Background: In the context of mass regulation, 'muscle memory' can be defined as long-lasting cellular adaptations to hypertrophic exercise training that persist during detraining-induced atrophy and may facilitate future adaptation. The cellular basis of muscle memory is not clearly defined but may be related to myonuclear number and/or epigenetic changes within muscle fibres.

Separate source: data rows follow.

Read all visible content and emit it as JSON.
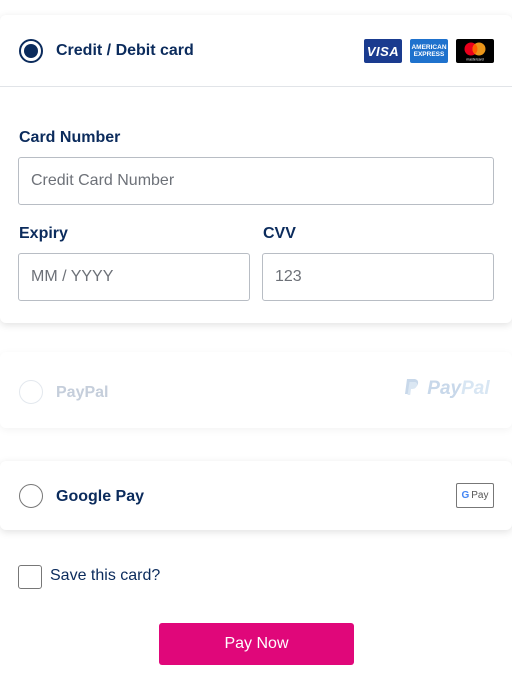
{
  "payment_options": {
    "credit_card": {
      "label": "Credit / Debit card",
      "selected": true
    },
    "paypal": {
      "label": "PayPal",
      "logo_text_1": "Pay",
      "logo_text_2": "Pal",
      "disabled": true
    },
    "google_pay": {
      "label": "Google Pay",
      "badge_text": "Pay"
    }
  },
  "card_logos": {
    "visa": "VISA",
    "amex_line1": "AMERICAN",
    "amex_line2": "EXPRESS",
    "mastercard_caption": "mastercard"
  },
  "form": {
    "card_number_label": "Card Number",
    "card_number_placeholder": "Credit Card Number",
    "expiry_label": "Expiry",
    "expiry_placeholder": "MM / YYYY",
    "cvv_label": "CVV",
    "cvv_placeholder": "123"
  },
  "save_card_label": "Save this card?",
  "pay_button_label": "Pay Now",
  "colors": {
    "primary_text": "#0b2b5c",
    "accent_button": "#e0077a",
    "visa_blue": "#1a3b8f",
    "amex_blue": "#1f72cd"
  }
}
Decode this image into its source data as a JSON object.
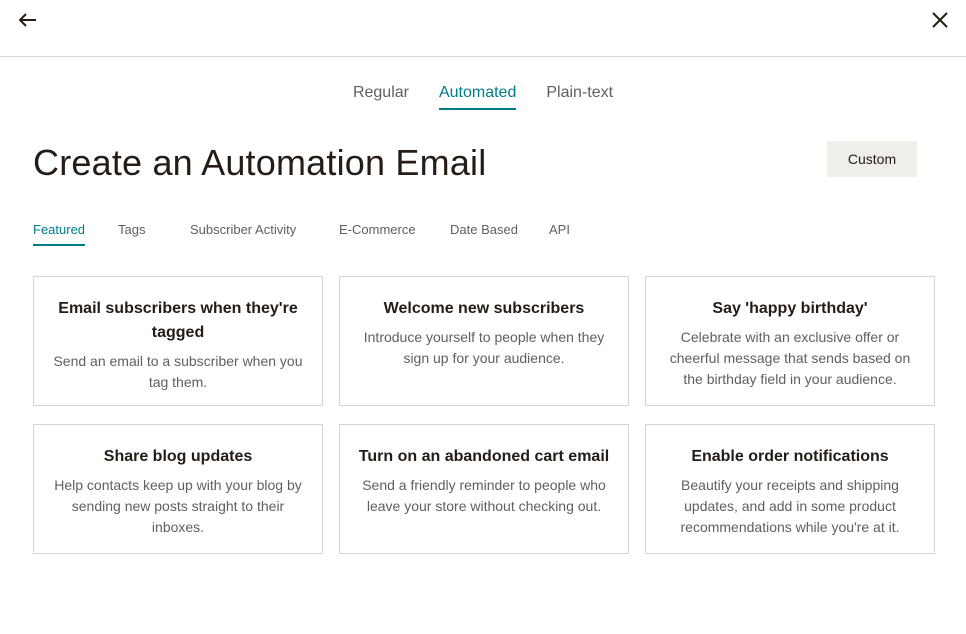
{
  "topbar": {
    "back_icon": "arrow-left-icon",
    "close_icon": "close-icon"
  },
  "type_tabs": [
    {
      "label": "Regular",
      "active": false
    },
    {
      "label": "Automated",
      "active": true
    },
    {
      "label": "Plain-text",
      "active": false
    }
  ],
  "page_title": "Create an Automation Email",
  "custom_button_label": "Custom",
  "category_tabs": [
    {
      "label": "Featured",
      "active": true
    },
    {
      "label": "Tags",
      "active": false
    },
    {
      "label": "Subscriber Activity",
      "active": false
    },
    {
      "label": "E-Commerce",
      "active": false
    },
    {
      "label": "Date Based",
      "active": false
    },
    {
      "label": "API",
      "active": false
    }
  ],
  "cards": [
    {
      "title": "Email subscribers when they're tagged",
      "description": "Send an email to a subscriber when you tag them."
    },
    {
      "title": "Welcome new subscribers",
      "description": "Introduce yourself to people when they sign up for your audience."
    },
    {
      "title": "Say 'happy birthday'",
      "description": "Celebrate with an exclusive offer or cheerful message that sends based on the birthday field in your audience."
    },
    {
      "title": "Share blog updates",
      "description": "Help contacts keep up with your blog by sending new posts straight to their inboxes."
    },
    {
      "title": "Turn on an abandoned cart email",
      "description": "Send a friendly reminder to people who leave your store without checking out."
    },
    {
      "title": "Enable order notifications",
      "description": "Beautify your receipts and shipping updates, and add in some product recommendations while you're at it."
    }
  ],
  "colors": {
    "accent": "#007c89",
    "text": "#241c15",
    "muted": "#5f5f5f",
    "button_bg": "#efeeea",
    "border": "#d5d5d5"
  }
}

Methods: Utilizing progressive weighted wheel running (PoWeR), a novel murine exercise training model, we explored myonuclear dynamics and skeletal muscle miRNA levels with training and detraining utilizing immunohistochemistry, single fibre myonuclear analysis, and quantitative analysis of miRNAs. We also used a genetically inducible mouse model of fluorescent myonuclear labelling to study myonuclear adaptations early during exercise.
Results: In the soleus, oxidative type 2a fibres were larger after 2 months of PoWeR (P = 0.02), but muscle fibre size and myonuclear number did not return to untrained levels after 6 months of detraining. Soleus type 1 fibres were not larger after PoWeR but had significantly more myonuclei, as well as central nuclei (P < 0.0001), the latter from satellite cell-derived or resident myonuclei, appearing early during training and remaining with detraining. In the gastrocnemius muscle, oxidative type 2a fibres of the deep region were larger and contained more myonuclei after PoWeR (P < 0.003), both of which returned to untrained levels after detraining. In the gastrocnemius and plantaris, two muscles where myonuclear number was comparable with untrained levels after 6 months of detraining, myonuclei were significantly elongated with detraining (P < 0.0001). In the gastrocnemius, miR-1 was lower with training and remained lower after detraining (P < 0.002).
Conclusions: This study found that (i) myonuclei gained during hypertrophy are lost with detraining across muscles, even in oxidative fibres; (ii) complete reversal of muscle adaptations, including myonuclear number, to untrained levels occurs within 6 months in the plantaris and gastrocnemius; (iii) the murine soleus is resistant to detraining; (iv) myonuclear accretion occurs early with wheel running and can be uncoupled from muscle fibre hypertrophy; (v) resident (non-satellite cell-derived) myonuclei can adopt a central location; (vi) myonuclei change shape with training and detraining; and (vii) miR-1 levels may reflect a memory of previous adaptation that facilitates future growth.
Keywords: Atrophy; Central nuclei; H2B-GFP; Hypertrophy; Muscle damage; Tet-On; miR-1.
© 2020 The Authors. Journal of Cachexia, Sarcopenia and Muscle published by John Wiley & Sons Ltd on behalf of Society on Sarcopenia, Cachexia and Wasting Disorders.